>AI is basically any computer - a machine that can calculate shit so fast and precise that it produces extremely complex and convenient results that to us parallel cognizant thought
Not quite, what you're referring to is an algorithm, a series of pre-written instructions that can be followed to calculate a result with the given input data (this is actually how old school 'AI' worked before neural networks, like Chess bots and chat bots). AI in the modern sense is about probability and statistics, neural networks are self-modifying programs that refine their output based on the dataset they've been trained on. Often this involves the AI competing against a judge AI to generate results it approves of. Each time the judge rejects the output, the generator AI reduces the probability space in which it creates data, over time becoming more and more successful as it learns what is required to get a passing grade.
>Isn't every commercial AI went full 1488 within like 24 hours?
In the case of Microsoft's Tay, because it received lots of tweets with that kind of language, it started repeating phrases that it had learned from those messages.

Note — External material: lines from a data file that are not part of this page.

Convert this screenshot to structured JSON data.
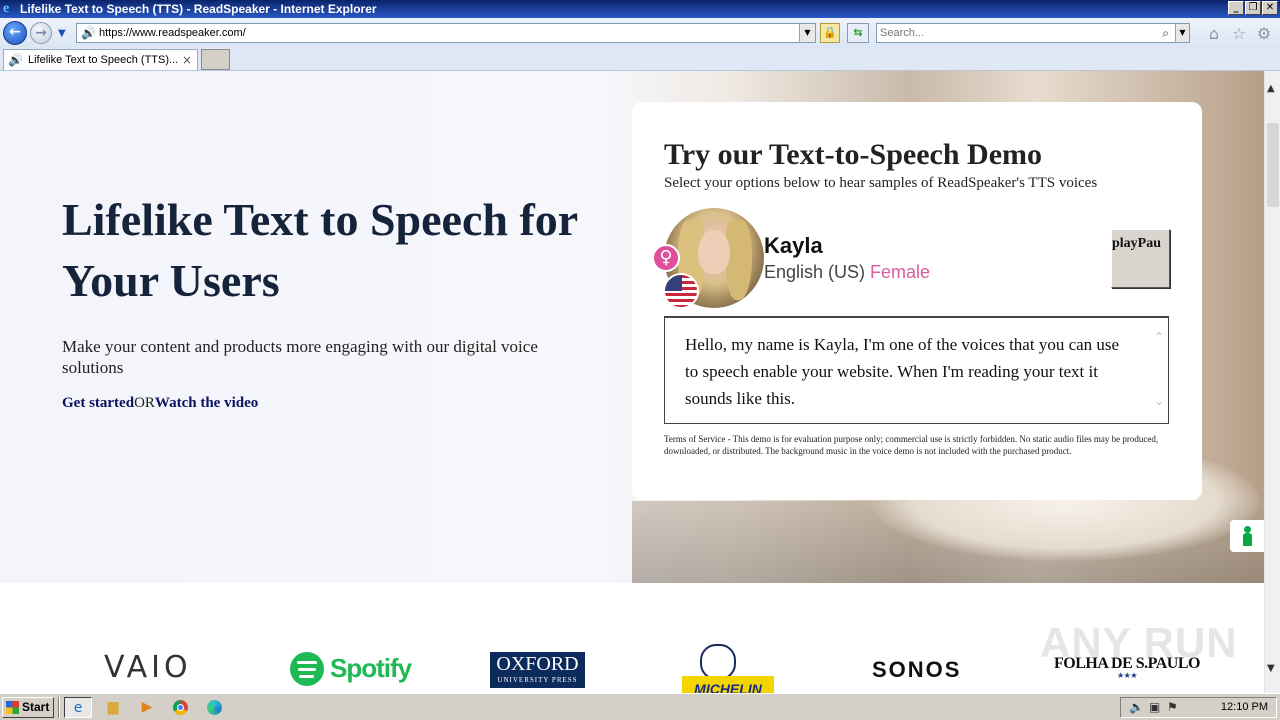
{
  "window": {
    "title": "Lifelike Text to Speech (TTS) - ReadSpeaker - Internet Explorer",
    "controls": {
      "minimize": "_",
      "maximize": "❐",
      "close": "✕"
    }
  },
  "browser": {
    "url": "https://www.readspeaker.com/",
    "search_placeholder": "Search...",
    "tab": {
      "label": "Lifelike Text to Speech (TTS)...",
      "close": "×"
    },
    "icons": [
      "back-icon",
      "forward-icon",
      "speaker-icon",
      "lock-icon",
      "refresh-icon",
      "search-icon",
      "home-icon",
      "favorites-star-icon",
      "settings-gear-icon"
    ]
  },
  "hero": {
    "title": "Lifelike Text to Speech for Your Users",
    "subtitle": "Make your content and products more engaging with our digital voice solutions",
    "cta_primary": "Get started",
    "cta_separator": "OR",
    "cta_secondary": "Watch the video"
  },
  "demo": {
    "title": "Try our Text-to-Speech Demo",
    "subtitle": "Select your options below to hear samples of ReadSpeaker's TTS voices",
    "voice": {
      "name": "Kayla",
      "language": "English (US)",
      "gender": "Female"
    },
    "play_button": "playPau",
    "text": "Hello, my name is Kayla, I'm one of the voices that you can use to speech enable your website. When I'm reading your text it sounds like this.",
    "terms": "Terms of Service - This demo is for evaluation purpose only; commercial use is strictly forbidden. No static audio files may be produced, downloaded, or distributed. The background music in the voice demo is not included with the purchased product."
  },
  "logos": {
    "vaio": "VAIO",
    "spotify": "Spotify",
    "oxford_line1": "OXFORD",
    "oxford_line2": "UNIVERSITY PRESS",
    "michelin": "MICHELIN",
    "sonos": "SONOS",
    "folha": "FOLHA DE S.PAULO",
    "folha_stars": "★★★"
  },
  "watermark": "ANY RUN",
  "taskbar": {
    "start": "Start",
    "clock": "12:10 PM"
  },
  "colors": {
    "hero_title": "#15233b",
    "link": "#0b1260",
    "gender_accent": "#d95c9e",
    "spotify_green": "#1db954",
    "feedback_green": "#0aa83f"
  }
}
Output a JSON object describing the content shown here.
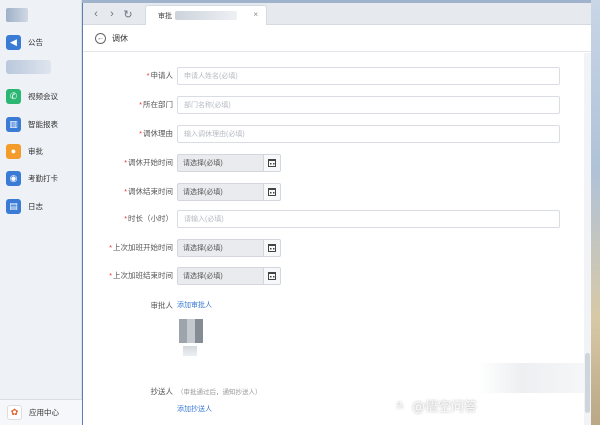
{
  "sidebar": {
    "items": [
      {
        "label": "公告",
        "icon": "megaphone-icon",
        "glyph": "◀",
        "color": "#3a7bd5"
      },
      {
        "label": "视频会议",
        "icon": "phone-icon",
        "glyph": "✆",
        "color": "#2bb673"
      },
      {
        "label": "智能报表",
        "icon": "chart-icon",
        "glyph": "▥",
        "color": "#3a7bd5"
      },
      {
        "label": "审批",
        "icon": "person-icon",
        "glyph": "●",
        "color": "#f39c2a"
      },
      {
        "label": "考勤打卡",
        "icon": "location-icon",
        "glyph": "◉",
        "color": "#3a7bd5"
      },
      {
        "label": "日志",
        "icon": "document-icon",
        "glyph": "▤",
        "color": "#3a7bd5"
      }
    ],
    "app_center": {
      "label": "应用中心",
      "icon": "app-center-icon",
      "glyph": "✿"
    }
  },
  "tabbar": {
    "back_glyph": "‹",
    "forward_glyph": "›",
    "refresh_glyph": "↻",
    "tab_title": "审批",
    "close_glyph": "×"
  },
  "page": {
    "back_glyph": "←",
    "title": "调休"
  },
  "form": {
    "applicant": {
      "label": "申请人",
      "required": true,
      "placeholder": "申请人姓名(必填)"
    },
    "department": {
      "label": "所在部门",
      "required": true,
      "placeholder": "部门名称(必填)"
    },
    "reason": {
      "label": "调休理由",
      "required": true,
      "placeholder": "输入调休理由(必填)"
    },
    "start_time": {
      "label": "调休开始时间",
      "required": true,
      "placeholder": "请选择(必填)"
    },
    "end_time": {
      "label": "调休结束时间",
      "required": true,
      "placeholder": "请选择(必填)"
    },
    "duration": {
      "label": "时长（小时）",
      "required": true,
      "placeholder": "请输入(必填)"
    },
    "last_overtime_start": {
      "label": "上次加班开始时间",
      "required": true,
      "placeholder": "请选择(必填)"
    },
    "last_overtime_end": {
      "label": "上次加班结束时间",
      "required": true,
      "placeholder": "请选择(必填)"
    },
    "approver": {
      "label": "审批人",
      "add_link": "添加审批人"
    },
    "cc": {
      "label": "抄送人",
      "hint": "（审批通过后，通知抄送人）",
      "add_link": "添加抄送人"
    }
  },
  "required_mark": "*",
  "watermark": {
    "badge": "头",
    "text": "@悟空问答"
  }
}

Tay (and AI in general) in this sense didn't have any understanding of what it was saying, rather it is an example of the Chinese room phenomenon.